The required result is every line of the records that includes "title".
***** DATA SHOWN *****
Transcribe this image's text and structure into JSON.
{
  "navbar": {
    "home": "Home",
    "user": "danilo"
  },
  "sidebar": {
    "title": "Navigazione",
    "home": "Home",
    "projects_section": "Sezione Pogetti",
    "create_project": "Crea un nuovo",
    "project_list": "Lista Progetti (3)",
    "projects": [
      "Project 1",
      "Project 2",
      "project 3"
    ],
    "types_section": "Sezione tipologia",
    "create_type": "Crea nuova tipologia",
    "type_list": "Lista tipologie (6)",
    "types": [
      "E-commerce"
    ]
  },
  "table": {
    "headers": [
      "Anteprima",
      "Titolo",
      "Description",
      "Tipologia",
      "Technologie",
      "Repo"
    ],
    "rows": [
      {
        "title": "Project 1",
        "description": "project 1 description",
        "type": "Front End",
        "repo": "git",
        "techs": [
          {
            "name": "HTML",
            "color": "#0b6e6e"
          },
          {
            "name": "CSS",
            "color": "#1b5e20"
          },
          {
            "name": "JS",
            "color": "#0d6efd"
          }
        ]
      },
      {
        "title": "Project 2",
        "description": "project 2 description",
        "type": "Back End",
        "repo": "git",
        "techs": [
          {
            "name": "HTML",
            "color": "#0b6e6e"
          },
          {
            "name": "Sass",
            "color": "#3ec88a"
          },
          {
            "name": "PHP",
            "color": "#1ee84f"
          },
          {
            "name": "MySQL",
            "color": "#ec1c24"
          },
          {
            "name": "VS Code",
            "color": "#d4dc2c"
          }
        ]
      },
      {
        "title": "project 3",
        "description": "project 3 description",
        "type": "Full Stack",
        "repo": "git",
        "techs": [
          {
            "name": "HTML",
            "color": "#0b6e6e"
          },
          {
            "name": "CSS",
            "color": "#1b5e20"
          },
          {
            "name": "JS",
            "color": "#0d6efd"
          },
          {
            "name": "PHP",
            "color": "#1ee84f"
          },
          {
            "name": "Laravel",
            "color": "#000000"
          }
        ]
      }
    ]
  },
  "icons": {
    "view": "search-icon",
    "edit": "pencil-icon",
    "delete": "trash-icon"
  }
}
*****
TASK RESULT »
    "title": "Navigazione",
        "title": "Project 1",
        "title": "Project 2",
        "title": "project 3",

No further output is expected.